> _EXERCISE DESCRIPTION_: Go through the material below and please tally the lines that hold the word "username"; the number alone is the answer.

> _DATA_:
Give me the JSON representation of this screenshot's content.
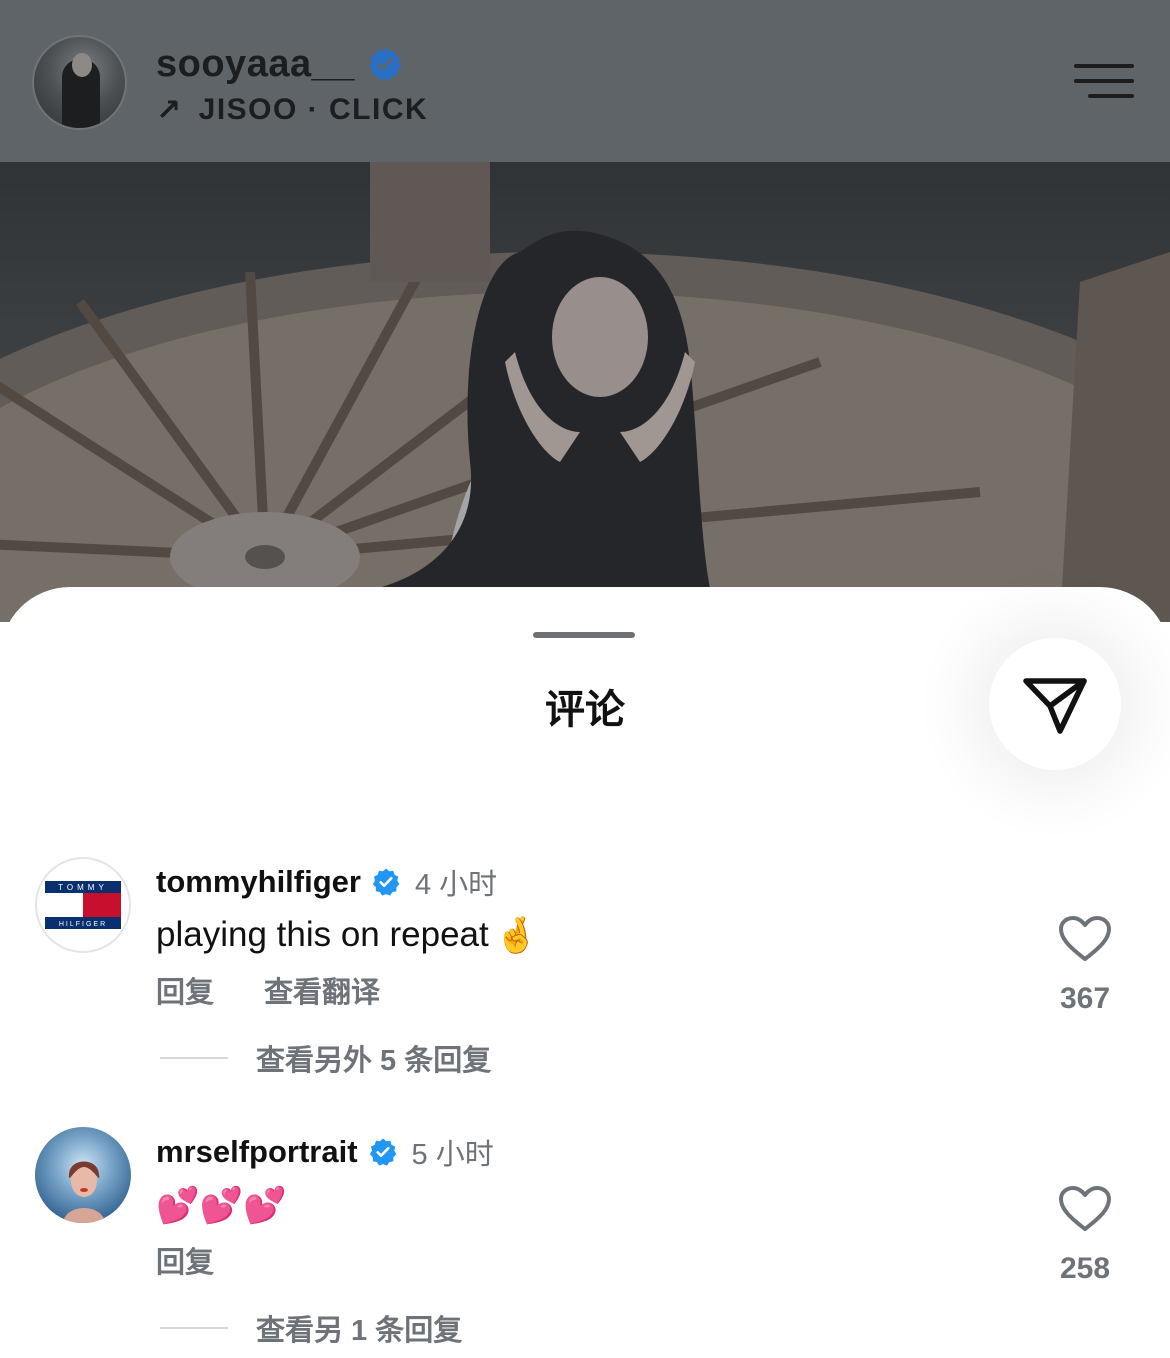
{
  "header": {
    "username": "sooyaaa__",
    "verified": true,
    "subtitle_arrow": "↗",
    "subtitle": "JISOO · CLICK",
    "avatar_icon": "profile-avatar",
    "menu_icon": "hamburger-menu-icon"
  },
  "sheet": {
    "title": "评论",
    "send_icon": "send-paper-plane-icon"
  },
  "comments": [
    {
      "username": "tommyhilfiger",
      "verified": true,
      "time": "4 小时",
      "text": "playing this on repeat",
      "emoji": "🤞",
      "reply_label": "回复",
      "translate_label": "查看翻译",
      "view_replies": "查看另外 5 条回复",
      "likes": "367",
      "avatar_logo_top": "TOMMY",
      "avatar_logo_bottom": "HILFIGER"
    },
    {
      "username": "mrselfportrait",
      "verified": true,
      "time": "5 小时",
      "text": "💕💕💕",
      "reply_label": "回复",
      "view_replies": "查看另 1 条回复",
      "likes": "258"
    }
  ],
  "colors": {
    "header_bg": "#5f6468",
    "verified_blue": "#2196f3",
    "muted_text": "#6d7378"
  }
}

> _TASK RESULT_: 3